---------- Extracted data
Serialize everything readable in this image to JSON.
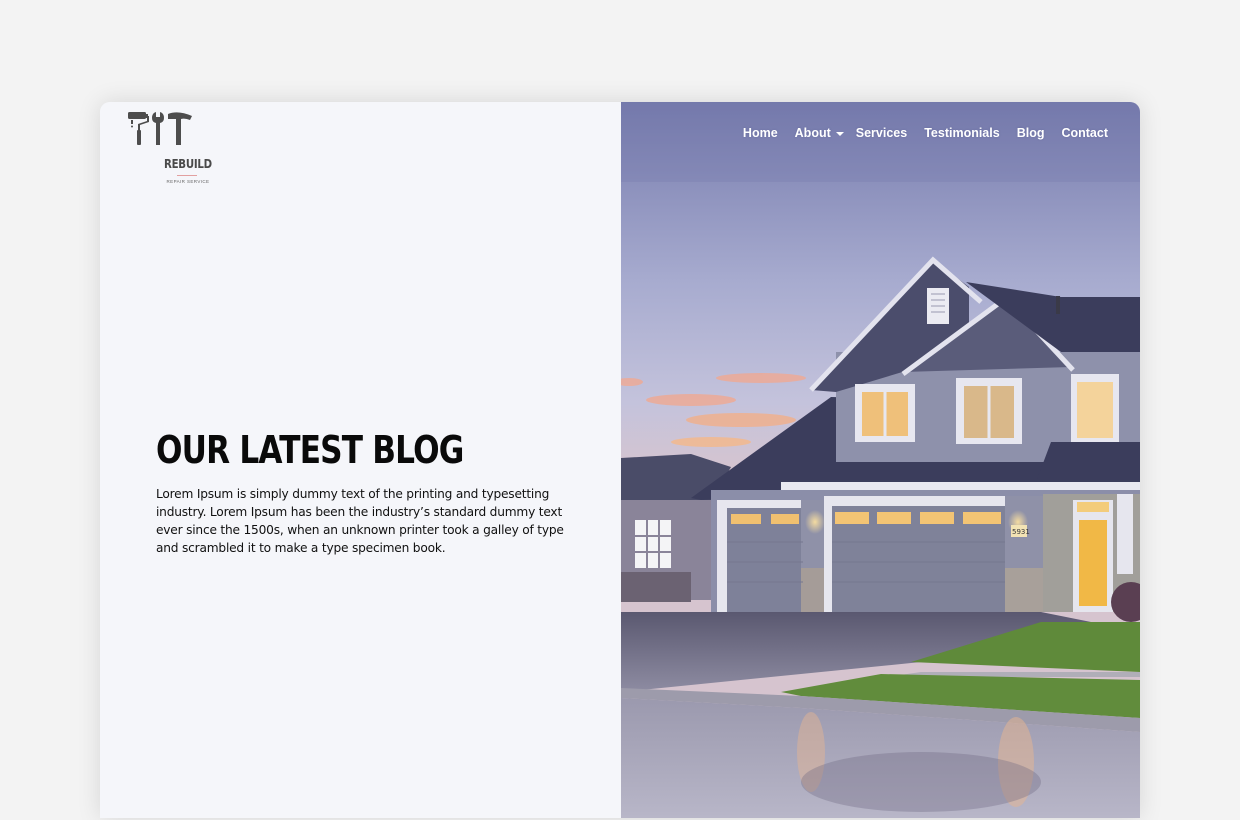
{
  "brand": {
    "name": "REBUILD",
    "tagline": "REPAIR SERVICE",
    "logo_icons": [
      "paint-roller-icon",
      "wrench-icon",
      "hammer-icon"
    ]
  },
  "nav": {
    "items": [
      {
        "label": "Home",
        "has_dropdown": false
      },
      {
        "label": "About",
        "has_dropdown": true
      },
      {
        "label": "Services",
        "has_dropdown": false
      },
      {
        "label": "Testimonials",
        "has_dropdown": false
      },
      {
        "label": "Blog",
        "has_dropdown": false
      },
      {
        "label": "Contact",
        "has_dropdown": false
      }
    ]
  },
  "hero": {
    "title": "OUR LATEST BLOG",
    "description": "Lorem Ipsum is simply dummy text of the printing and typesetting industry. Lorem Ipsum has been the industry’s standard dummy text ever since the 1500s, when an unknown printer took a galley of type and scrambled it to make a type specimen book.",
    "image_alt": "Two-story gray house with double garage at dusk, wet driveway and lawn",
    "house_number": "5931"
  },
  "colors": {
    "page_bg": "#f3f3f3",
    "panel_bg": "#f5f6fa",
    "heading": "#0a0a0a",
    "nav_text": "#ffffff",
    "sky_top": "#7a7fb0",
    "roof": "#3b3d5c",
    "siding": "#8f93ad",
    "window_glow": "#f2c26a",
    "grass": "#5f8a3a"
  }
}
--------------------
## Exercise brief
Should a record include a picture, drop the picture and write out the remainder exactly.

## Answer space
Serialize everything readable in this image to JSON.
{
  "brand": {
    "name": "REBUILD",
    "tagline": "REPAIR SERVICE",
    "logo_icons": [
      "paint-roller-icon",
      "wrench-icon",
      "hammer-icon"
    ]
  },
  "nav": {
    "items": [
      {
        "label": "Home",
        "has_dropdown": false
      },
      {
        "label": "About",
        "has_dropdown": true
      },
      {
        "label": "Services",
        "has_dropdown": false
      },
      {
        "label": "Testimonials",
        "has_dropdown": false
      },
      {
        "label": "Blog",
        "has_dropdown": false
      },
      {
        "label": "Contact",
        "has_dropdown": false
      }
    ]
  },
  "hero": {
    "title": "OUR LATEST BLOG",
    "description": "Lorem Ipsum is simply dummy text of the printing and typesetting industry. Lorem Ipsum has been the industry’s standard dummy text ever since the 1500s, when an unknown printer took a galley of type and scrambled it to make a type specimen book.",
    "image_alt": "Two-story gray house with double garage at dusk, wet driveway and lawn",
    "house_number": "5931"
  },
  "colors": {
    "page_bg": "#f3f3f3",
    "panel_bg": "#f5f6fa",
    "heading": "#0a0a0a",
    "nav_text": "#ffffff",
    "sky_top": "#7a7fb0",
    "roof": "#3b3d5c",
    "siding": "#8f93ad",
    "window_glow": "#f2c26a",
    "grass": "#5f8a3a"
  }
}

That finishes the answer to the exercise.